Table of Contents

Container Managed Persistence - CMP
Creating the Beans
Packaging and deploying the Beans
Creating a test client
Discussion: container-managed persistence

Author:Kevin Boone <>

JBoss 2.2 compliance checked by:Vincent Harcq <>


What this article is about

This article presents a step-by-step example of creating, deploying and testing an Entity JavaBean that uses "container-managed persistence" with the JBoss EJB server. This example is very simple, and is a variation of the old favourite "music CD" case study. I have chosen this example because the application is likely to be familiar to most people without much explanation. In short, the "CD" EJB models a music CD. Applications will want to add and delete CDs to a collection, and search the collection for specific CDs. There is also a "CDCollection" EJB that lists and searches collections of CDs.

Download and install the full source code as explain in the section called “Downloading the Documentation Example Source”

The files (sources, build scripts and configuration files) needed for this chapter are under "documentation-example/org/jboss/docs/cmp/cd". Take the time to review them, as well as how the classpath is set prior to compiling/running the sources.

Be comfortable with the section called “Installing Ant” as you will have to run ant to build the ejb jar, and run the test clients.


You will need a fully-functioning JBoss installation to follow this tutorial, which must have a working database connection. I will assume that you are basically familiar with EJBs and know how to structure and compile JavaBeans as Java packages. Also I will assume you know the basic structure of a deployment descriptor, and the run-time descriptor that JBoss uses (jboss.xml). I will assume that you know how to package and deploy EJBs using JBoss. If you don't know about these things, you might want to look at the chapter titled “First Steps” first.

Persistence: review

There are, in essence, two kinds of Enterprise JavaBean: session and entity. Entity EJBs contain information that is persistent across different client-Bean interactions, while session EJBs don't. For example, a class called "Customer" that represents the customers of a particular service will contain persistent information (about the customer). A class called "CustomerFinder", say, that finds Customer instances that match certain criteria is likely to be a session EJB, because it does not require information that is maintained between different client-server interactions.

Session EJBs can be further divided into "stateless" and "stateful". A stateful session EJB has a state that is persistent between invocations of its methods. A stateless EJB does not even have to retain its state between method invocations. The stateless session EJB is therefore the type of EJB that exhibits the least persistence.
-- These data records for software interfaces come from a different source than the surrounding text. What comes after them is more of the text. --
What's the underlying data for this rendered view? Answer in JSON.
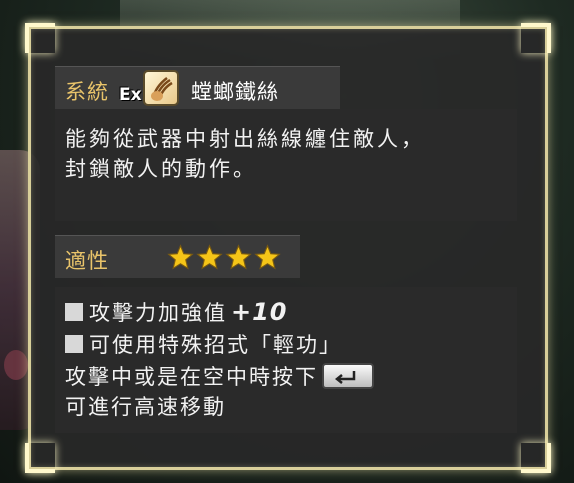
{
  "system": {
    "label": "系統",
    "ex_label": "Ex",
    "icon": "claw-icon",
    "skill_name": "螳螂鐵絲"
  },
  "description": {
    "lines": [
      "能夠從武器中射出絲線纏住敵人，",
      "封鎖敵人的動作。"
    ]
  },
  "aptitude": {
    "label": "適性",
    "stars": 4
  },
  "effects": {
    "line1": "攻擊力加強值",
    "line1_value": "+10",
    "line2": "可使用特殊招式「輕功」",
    "line3": "攻擊中或是在空中時按下",
    "line3_button": "return-button-icon",
    "line4": "可進行高速移動"
  },
  "colors": {
    "label_gold": "#e9c46a",
    "star_gold": "#f5c518",
    "frame": "#d9cf9a"
  }
}
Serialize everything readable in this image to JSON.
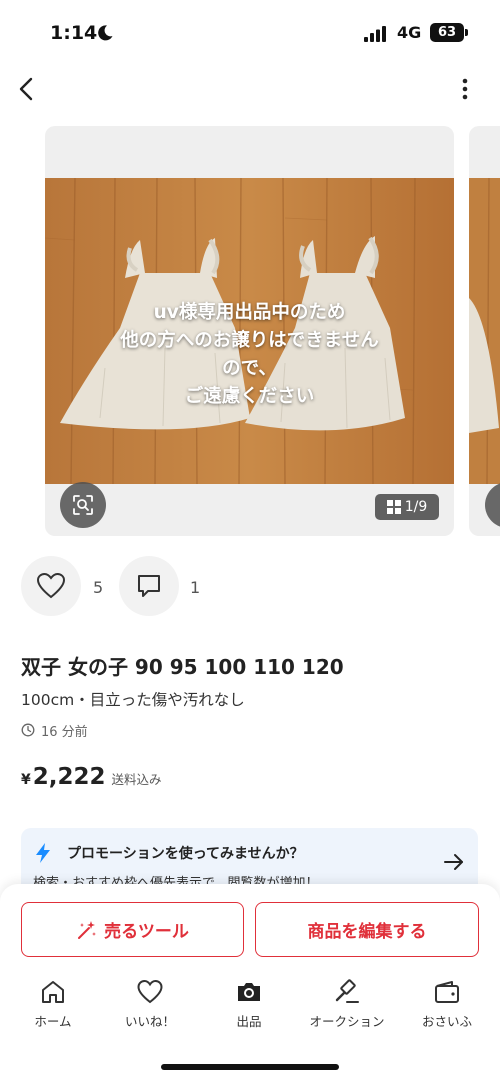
{
  "status_bar": {
    "time": "1:14",
    "network": "4G",
    "battery": "63"
  },
  "carousel": {
    "overlay_lines": [
      "uv様専用出品中のため",
      "他の方へのお譲りはできません",
      "ので、",
      "ご遠慮ください"
    ],
    "page_indicator": "1/9"
  },
  "actions": {
    "like_count": "5",
    "comment_count": "1"
  },
  "item": {
    "title": "双子 女の子 90 95 100 110 120",
    "subtitle": "100cm・目立った傷や汚れなし",
    "posted_time": "16 分前",
    "currency": "¥",
    "price": "2,222",
    "shipping": "送料込み"
  },
  "promo": {
    "title": "プロモーションを使ってみませんか？",
    "description": "検索・おすすめ枠へ優先表示で、閲覧数が増加！"
  },
  "buttons": {
    "sell_tool": "売るツール",
    "edit_item": "商品を編集する"
  },
  "tabs": [
    {
      "label": "ホーム",
      "icon": "home-icon"
    },
    {
      "label": "いいね！",
      "icon": "heart-icon"
    },
    {
      "label": "出品",
      "icon": "camera-icon"
    },
    {
      "label": "オークション",
      "icon": "gavel-icon"
    },
    {
      "label": "おさいふ",
      "icon": "wallet-icon"
    }
  ],
  "colors": {
    "accent": "#e0303a",
    "promo_bg": "#eef4fc",
    "bolt": "#1a8cff"
  }
}
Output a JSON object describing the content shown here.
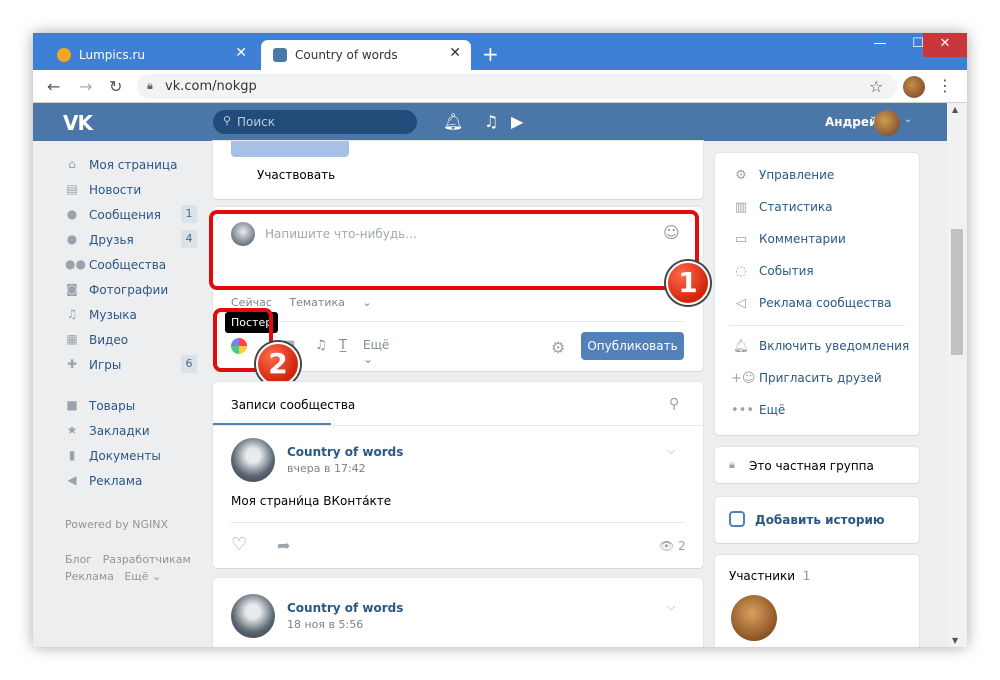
{
  "browser": {
    "tabs": [
      {
        "title": "Lumpics.ru",
        "active": false,
        "favicon_color": "#f5a623"
      },
      {
        "title": "Country of words",
        "active": true,
        "favicon_color": "#4a76a8"
      }
    ],
    "url": "vk.com/nokgp",
    "accent": "#3d80d5"
  },
  "vk": {
    "logo": "VK",
    "search_placeholder": "Поиск",
    "user_name": "Андрей",
    "brand_color": "#4a76a8"
  },
  "left_nav": {
    "items": [
      {
        "label": "Моя страница",
        "icon": "home-icon",
        "count": ""
      },
      {
        "label": "Новости",
        "icon": "news-icon",
        "count": ""
      },
      {
        "label": "Сообщения",
        "icon": "message-icon",
        "count": "1"
      },
      {
        "label": "Друзья",
        "icon": "user-icon",
        "count": "4"
      },
      {
        "label": "Сообщества",
        "icon": "users-icon",
        "count": ""
      },
      {
        "label": "Фотографии",
        "icon": "camera-icon",
        "count": ""
      },
      {
        "label": "Музыка",
        "icon": "music-icon",
        "count": ""
      },
      {
        "label": "Видео",
        "icon": "film-icon",
        "count": ""
      },
      {
        "label": "Игры",
        "icon": "gamepad-icon",
        "count": "6"
      }
    ],
    "items2": [
      {
        "label": "Товары",
        "icon": "bag-icon"
      },
      {
        "label": "Закладки",
        "icon": "star-icon"
      },
      {
        "label": "Документы",
        "icon": "document-icon"
      },
      {
        "label": "Реклама",
        "icon": "megaphone-icon"
      }
    ],
    "powered": "Powered by NGINX",
    "footer": [
      "Блог",
      "Разработчикам",
      "Реклама",
      "Ещё"
    ]
  },
  "top_card": {
    "participate": "Участвовать"
  },
  "composer": {
    "placeholder": "Напишите что-нибудь...",
    "when": "Сейчас",
    "topic": "Тематика",
    "more": "Ещё",
    "tooltip": "Постер",
    "publish": "Опубликовать"
  },
  "annotations": {
    "one": "1",
    "two": "2",
    "color": "#e10c0c"
  },
  "wall": {
    "tab": "Записи сообщества",
    "posts": [
      {
        "author": "Country of words",
        "date": "вчера в 17:42",
        "text": "Моя страни́ца ВКонта́кте",
        "views": "2"
      },
      {
        "author": "Country of words",
        "date": "18 ноя в 5:56"
      }
    ]
  },
  "right_menu": {
    "items": [
      {
        "label": "Управление",
        "icon": "gear-icon"
      },
      {
        "label": "Статистика",
        "icon": "stats-icon"
      },
      {
        "label": "Комментарии",
        "icon": "comment-icon"
      },
      {
        "label": "События",
        "icon": "event-icon"
      },
      {
        "label": "Реклама сообщества",
        "icon": "megaphone-icon"
      }
    ],
    "items2": [
      {
        "label": "Включить уведомления",
        "icon": "bell-icon"
      },
      {
        "label": "Пригласить друзей",
        "icon": "add-user-icon"
      },
      {
        "label": "Ещё",
        "icon": "more-icon"
      }
    ],
    "private": "Это частная группа",
    "story": "Добавить историю",
    "members_title": "Участники",
    "members_count": "1"
  }
}
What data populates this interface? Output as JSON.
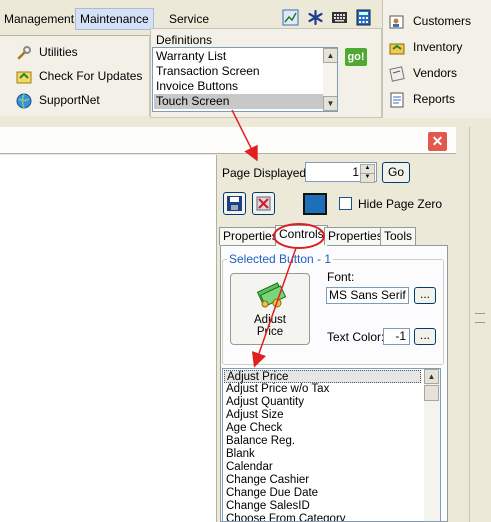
{
  "menu": {
    "items": [
      {
        "label": "Management",
        "active": false
      },
      {
        "label": "Maintenance",
        "active": true
      },
      {
        "label": "Service",
        "active": false
      }
    ]
  },
  "toolbar_icons": [
    "chart-icon",
    "snowflake-icon",
    "keyboard-icon",
    "calculator-icon"
  ],
  "left_panel": {
    "items": [
      {
        "label": "Utilities",
        "icon": "wrench-icon"
      },
      {
        "label": "Check For Updates",
        "icon": "update-icon"
      },
      {
        "label": "SupportNet",
        "icon": "globe-icon"
      }
    ]
  },
  "definitions": {
    "title": "Definitions",
    "items": [
      "Warranty List",
      "Transaction Screen",
      "Invoice Buttons",
      "Touch Screen"
    ],
    "selected": "Touch Screen",
    "go_label": "go!"
  },
  "right_panel": {
    "items": [
      {
        "label": "Customers",
        "icon": "customers-icon"
      },
      {
        "label": "Inventory",
        "icon": "inventory-icon"
      },
      {
        "label": "Vendors",
        "icon": "vendors-icon"
      },
      {
        "label": "Reports",
        "icon": "reports-icon"
      }
    ]
  },
  "window": {
    "close_label": "✕"
  },
  "page_displayed": {
    "label": "Page Displayed:",
    "value": "1",
    "go_label": "Go",
    "hide_page_zero_label": "Hide Page Zero",
    "hide_page_zero_checked": false
  },
  "tabs": [
    {
      "label": "Properties",
      "selected": false
    },
    {
      "label": "Controls",
      "selected": true
    },
    {
      "label": "Properties",
      "selected": false
    },
    {
      "label": "Tools",
      "selected": false
    }
  ],
  "selected_button": {
    "title": "Selected Button - 1",
    "button_label_line1": "Adjust",
    "button_label_line2": "Price",
    "font_label": "Font:",
    "font_value": "MS Sans Serif",
    "text_color_label": "Text Color:",
    "text_color_value": "-1",
    "ellipsis_label": "..."
  },
  "controls_list": {
    "items": [
      "Adjust Price",
      "Adjust Price w/o Tax",
      "Adjust Quantity",
      "Adjust Size",
      "Age Check",
      "Balance Reg.",
      "Blank",
      "Calendar",
      "Change Cashier",
      "Change Due Date",
      "Change SalesID",
      "Choose From Category"
    ],
    "selected": "Adjust Price"
  },
  "colors": {
    "annotation": "#e02020",
    "selection_blue": "#1c6fb8",
    "go_green": "#4fa832"
  }
}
The entity EJBs contain information that persists even when no clients are using any of the Bean's services; the information should persist even if the server is restarted. There is a high degree of correspondence between instances of an entity EJB and rows of a database table. In practice, all EJB servers implement entity instances as table rows. This correspondence is so strong that the database notion of a "primary key" is relevant to an entity EJB.

The persistence of an entity EJB may be managed by the Bean itself, or by the server (technically by the "container"). The latter technique is called "Container-managed persistence", and is the subject of the rest of this article.
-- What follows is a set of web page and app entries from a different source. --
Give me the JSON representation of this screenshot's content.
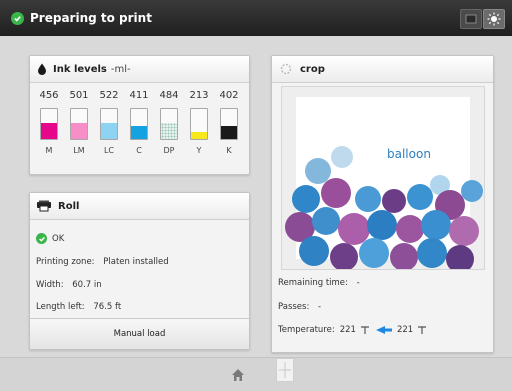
{
  "header": {
    "title": "Preparing to print",
    "status": "ok"
  },
  "ink_panel": {
    "title": "Ink levels",
    "unit": "-ml-",
    "inks": [
      {
        "label": "M",
        "value": "456",
        "color": "#e5068a",
        "level": 0.55
      },
      {
        "label": "LM",
        "value": "501",
        "color": "#f58fc6",
        "level": 0.55
      },
      {
        "label": "LC",
        "value": "522",
        "color": "#8fd3f2",
        "level": 0.55
      },
      {
        "label": "C",
        "value": "411",
        "color": "#14a3e0",
        "level": 0.45
      },
      {
        "label": "DP",
        "value": "484",
        "color": "#e6f2ee",
        "level": 0.55
      },
      {
        "label": "Y",
        "value": "213",
        "color": "#f7e81c",
        "level": 0.25
      },
      {
        "label": "K",
        "value": "402",
        "color": "#1a1a1a",
        "level": 0.45
      }
    ]
  },
  "roll_panel": {
    "title": "Roll",
    "status": "OK",
    "printing_zone_label": "Printing zone:",
    "printing_zone_value": "Platen installed",
    "width_label": "Width:",
    "width_value": "60.7 in",
    "length_label": "Length left:",
    "length_value": "76.5 ft",
    "button_label": "Manual load"
  },
  "job_panel": {
    "title": "crop",
    "preview_text": "balloon",
    "remaining_label": "Remaining time:",
    "remaining_value": "-",
    "passes_label": "Passes:",
    "passes_value": "-",
    "temperature_label": "Temperature:",
    "temperature_current": "221",
    "temperature_target": "221"
  },
  "bottom_bar": {
    "home_icon": "home-icon",
    "window_icon": "window-icon"
  },
  "colors": {
    "ok_green": "#39b54a",
    "accent_blue": "#1e88e5"
  }
}
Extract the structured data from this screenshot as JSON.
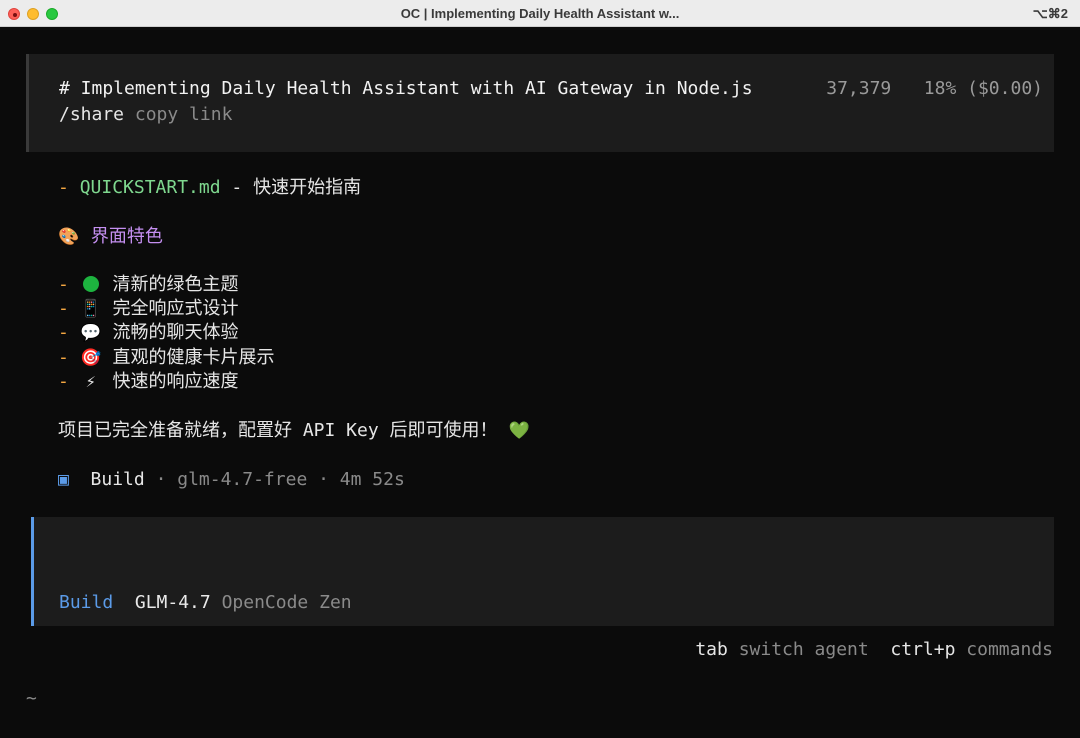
{
  "window": {
    "title": "OC | Implementing Daily Health Assistant w...",
    "shortcut": "⌥⌘2"
  },
  "header": {
    "title": "# Implementing Daily Health Assistant with AI Gateway in Node.js",
    "tokens": "37,379",
    "usage": "18% ($0.00)",
    "share_command": "/share",
    "share_label": "copy link"
  },
  "content": {
    "quickstart": {
      "dash": "-",
      "filename": "QUICKSTART.md",
      "description": "- 快速开始指南"
    },
    "section_emoji": "🎨",
    "section_title": "界面特色",
    "features": [
      {
        "icon": "green-circle-icon",
        "text": "清新的绿色主题"
      },
      {
        "icon": "📱",
        "text": "完全响应式设计"
      },
      {
        "icon": "💬",
        "text": "流畅的聊天体验"
      },
      {
        "icon": "🎯",
        "text": "直观的健康卡片展示"
      },
      {
        "icon": "⚡",
        "text": "快速的响应速度"
      }
    ],
    "ready_text": "项目已完全准备就绪，配置好 API Key 后即可使用！",
    "ready_emoji": "💚",
    "build_status": {
      "marker": "▣",
      "label": "Build",
      "model": "· glm-4.7-free · 4m 52s"
    }
  },
  "input": {
    "agent": "Build",
    "model": "GLM-4.7",
    "provider": "OpenCode Zen"
  },
  "hints": {
    "tab_key": "tab",
    "tab_label": "switch agent",
    "commands_key": "ctrl+p",
    "commands_label": "commands"
  },
  "prompt": "~",
  "colors": {
    "accent_blue": "#5b9be8",
    "dash_orange": "#f5a742",
    "filename_green": "#7fd88f",
    "section_purple": "#c48ff0"
  }
}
When to Use CMP or BMP?

Unlike what many folks believe, the choice of going BMP or CMP is not really one of "trade-off". If you have already schemas deployed you may find that the complexity of the schemas requires you to go with BMP or use a BMP generating tool such as "cocobase". These techniques are what we call "fake CMP" where the work of accessing the database is left to the generated classes.
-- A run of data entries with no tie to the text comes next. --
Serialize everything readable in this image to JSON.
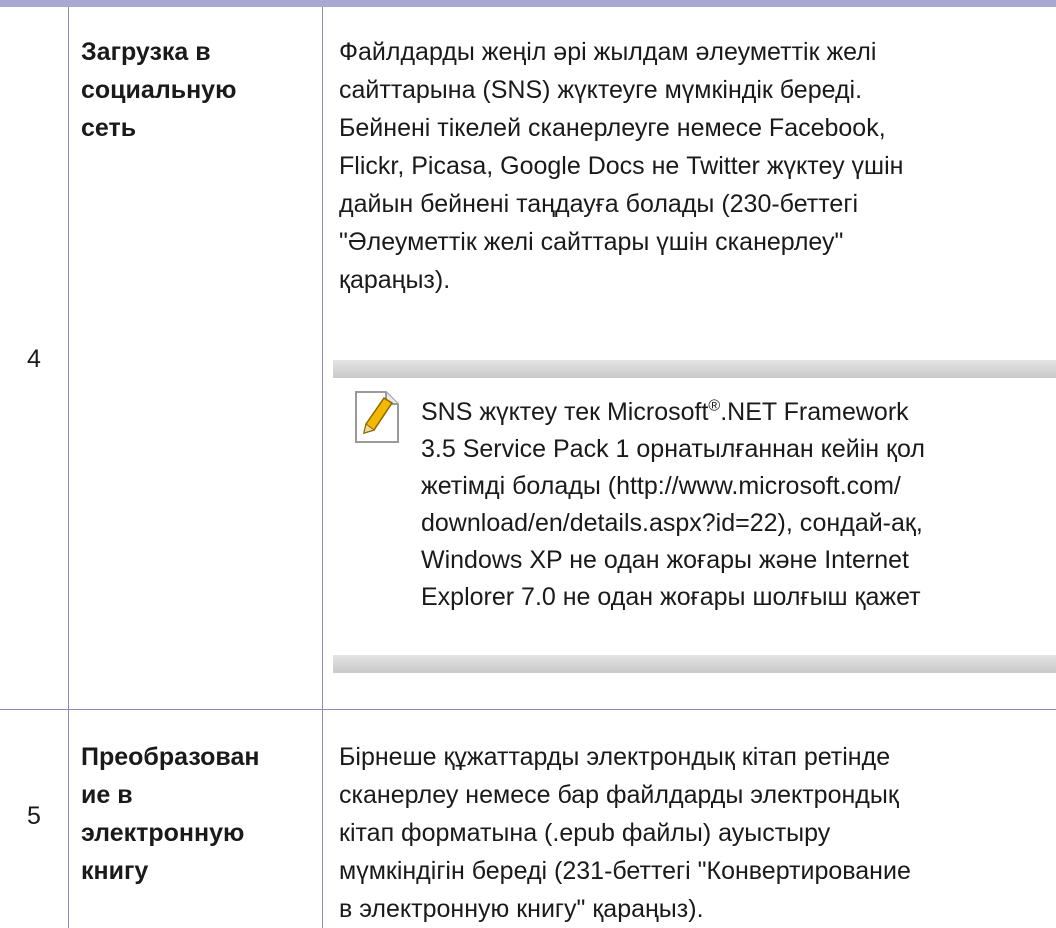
{
  "rows": [
    {
      "num": "4",
      "feature_lines": [
        "Загрузка в",
        "социальную",
        "сеть"
      ],
      "desc_lines": [
        "Файлдарды жеңіл әрі жылдам әлеуметтік желі",
        "сайттарына (SNS) жүктеуге мүмкіндік береді.",
        "Бейнені тікелей сканерлеуге немесе Facebook,",
        "Flickr, Picasa, Google Docs не Twitter жүктеу үшін",
        "дайын бейнені таңдауға болады (230-беттегі",
        "\"Әлеуметтік желі сайттары үшін сканерлеу\"",
        "қараңыз)."
      ],
      "note": {
        "icon": "note-pencil-icon",
        "line1_before": "SNS жүктеу тек Microsoft",
        "line1_sup": "®",
        "line1_after": ".NET Framework",
        "lines": [
          "3.5 Service Pack 1 орнатылғаннан кейін қол",
          "жетімді болады (http://www.microsoft.com/",
          "download/en/details.aspx?id=22), сондай-ақ,",
          "Windows XP не одан жоғары және Internet",
          "Explorer 7.0 не одан жоғары шолғыш қажет"
        ]
      }
    },
    {
      "num": "5",
      "feature_lines": [
        "Преобразован",
        "ие в",
        "электронную",
        "книгу"
      ],
      "desc_lines": [
        "Бірнеше құжаттарды электрондық кітап ретінде",
        "сканерлеу немесе бар файлдарды электрондық",
        "кітап форматына (.epub файлы) ауыстыру",
        "мүмкіндігін береді (231-беттегі \"Конвертирование",
        "в электронную книгу\" қараңыз)."
      ]
    }
  ]
}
The breed of CMP that has most value is the "real CMP" or a CMP where you let the container manage the persistent representation of your beans entirely. This might not work right now for you if your object are complex but should work in most simple cases. EJB2.0 also goes the extra length to make the persistent engines powerful and fast with management of dependencies and relationships. We believe that one day you will rely on the engines to manage the schemas, just like you rely on a compiler to optimize assembly code.